When you include replacement hardware, admin costs, application testing, and replacing incompatible apps, Gartner's VP of research, Michael Silver, believes that -- in a hypothetical organization with 2,500 Windows users -- the cost of upgrading from Windows XP to Windows 7 will run $1,035 to $1,930 per user. Silver's cost estimate of migrating from Vista is a fraction of that number: from $339 to $510.
No doubt organizations already mired in Vista will roll out Windows 7 in a hurry for usability, compatibility, and performance reasons. But the value prop for the XP masses remains elusive.
[ Pound for pound, which is the better desktop OS, Snow Leopard or Windows 7? Find InfoWorld's answer to that question in our PC vs. Mac deathmatch. ]
After last week's saturation coverage of Windows 7, I will spare you the laundry list of changes and new features (check out our Windows 7 Deep Dive Report for that). But I ask you to imagine the hypothetical CFO of that hypothetical 2,500-user organization, staring at an upgrade cost of between $2,587,500 and $4,825,000. Glaring at that number, looking at it sideways, maybe turning it upside down. And this buys us ... what, exactly?
Even as, post downturn, the desktop hardware upgrade cycle kicks into gear again -- which Gartner says is already happening -- the obvious fact that Windows 7 will be pre-installed on new hardware does not ensure migration. As InfoWorld's Galen Gruman reported last week in "Was Windows 7 worth saving XP for?" a Hewlett-Packard exec said he expects many if not most businesses to "downgrade" Windows 7 to XP through much of 2010 (an option for some editions of Windows 7 until April 23, 2011).
It's tempting to be dramatic and declare the Windows treadmill broken beyond repair. Steve Ballmer's rather manic performance at the official Windows 7 launch last Thursday suggests that, in his heart of hearts, even he believes that the world has changed. I could push things even further and point to today's "PC vs. Mac deathmatch: Snow Leopard beats Windows 7" as evidence that the Mac will eventually become the default corporate desktop.

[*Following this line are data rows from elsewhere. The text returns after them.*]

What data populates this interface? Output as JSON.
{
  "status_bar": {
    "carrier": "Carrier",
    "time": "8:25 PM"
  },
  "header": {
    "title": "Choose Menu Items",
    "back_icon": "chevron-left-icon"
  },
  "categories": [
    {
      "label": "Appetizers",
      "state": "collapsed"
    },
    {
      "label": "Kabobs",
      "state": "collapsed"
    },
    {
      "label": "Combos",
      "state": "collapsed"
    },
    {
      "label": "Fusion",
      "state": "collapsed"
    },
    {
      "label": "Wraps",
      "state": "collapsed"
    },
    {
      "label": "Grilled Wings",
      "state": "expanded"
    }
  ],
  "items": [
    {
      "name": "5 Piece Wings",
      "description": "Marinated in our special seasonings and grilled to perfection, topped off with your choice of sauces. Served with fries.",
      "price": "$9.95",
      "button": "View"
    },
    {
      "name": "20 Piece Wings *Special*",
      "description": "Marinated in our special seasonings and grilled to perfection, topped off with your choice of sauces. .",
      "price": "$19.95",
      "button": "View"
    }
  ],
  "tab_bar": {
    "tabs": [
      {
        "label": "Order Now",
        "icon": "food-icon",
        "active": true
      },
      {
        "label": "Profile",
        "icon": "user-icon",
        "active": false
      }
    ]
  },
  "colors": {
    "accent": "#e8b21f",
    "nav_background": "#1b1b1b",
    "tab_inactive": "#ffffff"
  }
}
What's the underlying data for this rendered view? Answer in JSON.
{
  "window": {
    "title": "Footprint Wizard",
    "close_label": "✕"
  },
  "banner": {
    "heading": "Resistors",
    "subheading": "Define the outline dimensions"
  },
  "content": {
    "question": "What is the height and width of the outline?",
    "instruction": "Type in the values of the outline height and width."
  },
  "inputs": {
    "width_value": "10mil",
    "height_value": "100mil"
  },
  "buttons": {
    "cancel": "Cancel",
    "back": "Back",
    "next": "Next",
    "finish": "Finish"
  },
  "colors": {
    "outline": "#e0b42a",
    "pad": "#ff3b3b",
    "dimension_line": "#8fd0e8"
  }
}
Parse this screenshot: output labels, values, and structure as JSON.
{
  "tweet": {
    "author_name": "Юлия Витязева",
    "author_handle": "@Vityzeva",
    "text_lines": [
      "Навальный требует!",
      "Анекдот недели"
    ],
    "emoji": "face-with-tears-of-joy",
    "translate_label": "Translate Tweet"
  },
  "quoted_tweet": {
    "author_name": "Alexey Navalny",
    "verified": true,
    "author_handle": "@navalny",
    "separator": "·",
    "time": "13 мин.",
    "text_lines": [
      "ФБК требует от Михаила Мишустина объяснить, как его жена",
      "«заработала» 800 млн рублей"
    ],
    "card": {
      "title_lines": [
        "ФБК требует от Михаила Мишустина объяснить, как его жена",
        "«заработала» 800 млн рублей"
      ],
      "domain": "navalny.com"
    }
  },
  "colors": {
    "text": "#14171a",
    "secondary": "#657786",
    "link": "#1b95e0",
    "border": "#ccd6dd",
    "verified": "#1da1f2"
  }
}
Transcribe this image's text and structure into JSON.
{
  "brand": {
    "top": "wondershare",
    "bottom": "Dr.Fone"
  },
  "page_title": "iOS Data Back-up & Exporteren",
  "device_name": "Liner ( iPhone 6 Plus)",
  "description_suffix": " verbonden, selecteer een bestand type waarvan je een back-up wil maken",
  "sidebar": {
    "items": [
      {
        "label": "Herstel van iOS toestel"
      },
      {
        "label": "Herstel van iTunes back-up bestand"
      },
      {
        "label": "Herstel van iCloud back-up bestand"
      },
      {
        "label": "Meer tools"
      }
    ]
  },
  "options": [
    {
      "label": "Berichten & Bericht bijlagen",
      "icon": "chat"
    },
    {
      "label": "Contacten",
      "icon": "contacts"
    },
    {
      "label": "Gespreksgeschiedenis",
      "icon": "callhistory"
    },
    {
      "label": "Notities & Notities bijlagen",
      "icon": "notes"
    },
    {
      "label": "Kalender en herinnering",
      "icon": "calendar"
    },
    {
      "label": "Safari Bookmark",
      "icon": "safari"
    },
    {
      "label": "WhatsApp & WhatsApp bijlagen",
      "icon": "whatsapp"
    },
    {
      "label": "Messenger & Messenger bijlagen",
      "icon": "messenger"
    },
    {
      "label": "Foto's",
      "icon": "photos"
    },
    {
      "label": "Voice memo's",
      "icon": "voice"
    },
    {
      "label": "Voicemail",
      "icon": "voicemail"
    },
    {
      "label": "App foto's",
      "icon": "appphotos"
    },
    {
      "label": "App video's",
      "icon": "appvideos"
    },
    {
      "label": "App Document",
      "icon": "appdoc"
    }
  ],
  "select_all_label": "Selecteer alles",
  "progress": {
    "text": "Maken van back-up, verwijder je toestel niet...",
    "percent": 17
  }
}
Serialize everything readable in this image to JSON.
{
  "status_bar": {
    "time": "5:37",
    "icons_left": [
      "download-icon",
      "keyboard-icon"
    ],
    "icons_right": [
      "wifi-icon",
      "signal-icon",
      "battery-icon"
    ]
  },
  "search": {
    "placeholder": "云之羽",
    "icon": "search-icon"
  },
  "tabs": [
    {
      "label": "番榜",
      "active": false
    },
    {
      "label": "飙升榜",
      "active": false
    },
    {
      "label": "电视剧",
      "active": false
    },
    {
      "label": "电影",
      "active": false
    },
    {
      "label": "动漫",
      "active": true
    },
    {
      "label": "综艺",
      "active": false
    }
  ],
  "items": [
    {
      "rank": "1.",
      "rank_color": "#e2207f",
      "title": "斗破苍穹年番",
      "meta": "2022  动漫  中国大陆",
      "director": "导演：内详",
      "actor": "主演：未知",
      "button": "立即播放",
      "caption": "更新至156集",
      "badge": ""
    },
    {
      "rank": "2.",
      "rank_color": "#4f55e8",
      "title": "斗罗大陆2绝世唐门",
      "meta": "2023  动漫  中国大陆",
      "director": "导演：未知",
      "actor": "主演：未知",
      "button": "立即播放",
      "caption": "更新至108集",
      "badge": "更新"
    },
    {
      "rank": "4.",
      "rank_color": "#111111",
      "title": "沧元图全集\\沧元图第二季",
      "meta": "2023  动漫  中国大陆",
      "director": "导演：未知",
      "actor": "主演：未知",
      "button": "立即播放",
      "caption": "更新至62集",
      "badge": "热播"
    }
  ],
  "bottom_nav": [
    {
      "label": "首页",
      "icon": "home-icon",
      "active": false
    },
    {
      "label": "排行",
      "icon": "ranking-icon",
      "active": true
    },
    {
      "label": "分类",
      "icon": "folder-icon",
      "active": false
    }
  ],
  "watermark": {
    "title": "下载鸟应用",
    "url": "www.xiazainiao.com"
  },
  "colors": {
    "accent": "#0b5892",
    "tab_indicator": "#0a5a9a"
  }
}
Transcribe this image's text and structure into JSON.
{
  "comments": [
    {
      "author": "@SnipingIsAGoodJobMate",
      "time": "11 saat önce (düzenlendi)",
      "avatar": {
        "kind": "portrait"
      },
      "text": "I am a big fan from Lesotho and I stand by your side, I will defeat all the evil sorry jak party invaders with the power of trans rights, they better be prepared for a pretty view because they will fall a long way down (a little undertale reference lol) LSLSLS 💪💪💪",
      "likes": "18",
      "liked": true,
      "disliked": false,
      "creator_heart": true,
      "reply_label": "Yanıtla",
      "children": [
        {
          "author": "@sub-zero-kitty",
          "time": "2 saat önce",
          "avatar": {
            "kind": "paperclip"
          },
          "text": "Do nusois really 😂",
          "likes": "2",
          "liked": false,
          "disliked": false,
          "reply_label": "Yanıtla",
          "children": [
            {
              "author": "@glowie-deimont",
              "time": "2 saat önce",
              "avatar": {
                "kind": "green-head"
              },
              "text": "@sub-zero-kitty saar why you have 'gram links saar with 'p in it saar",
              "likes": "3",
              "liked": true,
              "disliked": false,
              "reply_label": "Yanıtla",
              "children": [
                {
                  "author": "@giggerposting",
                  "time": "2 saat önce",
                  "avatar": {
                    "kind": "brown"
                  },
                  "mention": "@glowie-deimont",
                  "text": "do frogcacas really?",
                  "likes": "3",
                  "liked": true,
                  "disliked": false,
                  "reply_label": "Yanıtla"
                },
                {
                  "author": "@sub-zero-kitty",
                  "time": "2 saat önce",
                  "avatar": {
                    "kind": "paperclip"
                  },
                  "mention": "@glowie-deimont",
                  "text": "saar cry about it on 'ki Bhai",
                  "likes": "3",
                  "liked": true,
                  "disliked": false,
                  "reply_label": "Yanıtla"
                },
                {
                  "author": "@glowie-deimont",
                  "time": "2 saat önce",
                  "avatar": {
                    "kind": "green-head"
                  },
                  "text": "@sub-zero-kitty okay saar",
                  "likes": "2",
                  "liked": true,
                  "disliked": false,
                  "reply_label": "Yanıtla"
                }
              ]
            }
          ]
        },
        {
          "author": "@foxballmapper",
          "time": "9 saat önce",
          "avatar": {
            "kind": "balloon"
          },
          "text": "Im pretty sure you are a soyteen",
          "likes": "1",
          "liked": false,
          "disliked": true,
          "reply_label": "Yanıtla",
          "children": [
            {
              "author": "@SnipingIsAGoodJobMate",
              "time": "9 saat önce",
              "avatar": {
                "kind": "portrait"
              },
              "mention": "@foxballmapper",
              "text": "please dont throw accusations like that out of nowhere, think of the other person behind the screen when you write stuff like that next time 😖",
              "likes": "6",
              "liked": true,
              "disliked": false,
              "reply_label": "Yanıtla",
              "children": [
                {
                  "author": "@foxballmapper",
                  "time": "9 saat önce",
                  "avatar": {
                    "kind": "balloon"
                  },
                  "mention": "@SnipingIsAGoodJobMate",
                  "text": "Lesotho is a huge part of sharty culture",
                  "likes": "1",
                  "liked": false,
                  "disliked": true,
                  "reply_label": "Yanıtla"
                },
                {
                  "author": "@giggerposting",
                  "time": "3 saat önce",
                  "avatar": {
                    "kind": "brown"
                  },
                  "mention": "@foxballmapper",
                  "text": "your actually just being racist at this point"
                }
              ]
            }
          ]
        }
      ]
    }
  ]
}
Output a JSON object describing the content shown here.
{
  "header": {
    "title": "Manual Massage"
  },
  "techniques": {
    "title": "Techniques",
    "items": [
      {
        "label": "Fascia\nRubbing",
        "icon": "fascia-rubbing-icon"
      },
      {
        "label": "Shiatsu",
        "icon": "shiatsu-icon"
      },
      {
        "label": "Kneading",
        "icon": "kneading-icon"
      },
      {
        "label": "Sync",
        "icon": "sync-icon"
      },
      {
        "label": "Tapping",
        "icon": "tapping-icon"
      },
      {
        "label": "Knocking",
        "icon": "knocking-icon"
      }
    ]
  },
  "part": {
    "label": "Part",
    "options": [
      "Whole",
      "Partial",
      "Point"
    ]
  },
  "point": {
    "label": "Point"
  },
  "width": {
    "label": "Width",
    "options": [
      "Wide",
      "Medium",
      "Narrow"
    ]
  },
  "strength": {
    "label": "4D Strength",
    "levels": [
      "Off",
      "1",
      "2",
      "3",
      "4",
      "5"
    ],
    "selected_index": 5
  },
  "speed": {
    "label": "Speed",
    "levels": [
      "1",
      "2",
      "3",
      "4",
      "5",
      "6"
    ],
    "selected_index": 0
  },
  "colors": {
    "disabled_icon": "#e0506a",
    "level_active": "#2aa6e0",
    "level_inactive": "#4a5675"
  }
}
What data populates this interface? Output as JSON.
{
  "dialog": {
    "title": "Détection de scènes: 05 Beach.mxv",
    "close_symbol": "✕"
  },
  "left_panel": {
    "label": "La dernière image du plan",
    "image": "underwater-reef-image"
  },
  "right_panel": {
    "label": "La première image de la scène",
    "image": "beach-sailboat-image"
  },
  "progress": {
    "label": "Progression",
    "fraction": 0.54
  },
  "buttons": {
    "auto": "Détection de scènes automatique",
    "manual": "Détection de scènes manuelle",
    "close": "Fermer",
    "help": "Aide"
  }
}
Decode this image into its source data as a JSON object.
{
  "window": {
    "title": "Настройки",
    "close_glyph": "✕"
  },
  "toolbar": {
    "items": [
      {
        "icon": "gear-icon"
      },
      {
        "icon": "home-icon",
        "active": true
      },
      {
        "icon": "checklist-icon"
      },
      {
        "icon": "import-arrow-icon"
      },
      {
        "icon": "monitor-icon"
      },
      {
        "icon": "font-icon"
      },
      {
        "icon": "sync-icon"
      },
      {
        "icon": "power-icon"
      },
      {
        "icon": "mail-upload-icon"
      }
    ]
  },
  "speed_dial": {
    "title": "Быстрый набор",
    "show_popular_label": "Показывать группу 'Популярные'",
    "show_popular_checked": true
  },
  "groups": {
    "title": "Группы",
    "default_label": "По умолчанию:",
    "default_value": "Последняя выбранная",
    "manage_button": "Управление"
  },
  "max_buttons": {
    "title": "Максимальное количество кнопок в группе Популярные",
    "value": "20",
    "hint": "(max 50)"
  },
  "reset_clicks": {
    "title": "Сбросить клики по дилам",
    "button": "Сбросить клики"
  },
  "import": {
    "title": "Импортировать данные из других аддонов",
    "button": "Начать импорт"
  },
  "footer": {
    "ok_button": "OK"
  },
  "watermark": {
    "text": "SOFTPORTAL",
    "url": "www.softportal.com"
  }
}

But I'm not going to go there. Other Windows alternatives -- desktop Linux, say, or Google OSes in the cloud -- have their own huge obstacles. It's a safe bet that by the end of 2011 it will be more of a pain in the butt for businesses to hang on to XP than it will be to upgrade to Windows 7, and eventually, we will slouch into the new OS.
Meanwhile, we can speculate all we like about Windows 8. But what, exactly, would make any new revision of a desktop OS a thrill? Until the industry discovers -- as it has attempted to do for the past decade -- a vastly more compelling way to integrate the Internet into everyday desktop user experience, the old desktop dynamic will continue to limp along. The treadmill may not be broken, but man, has it slowed down.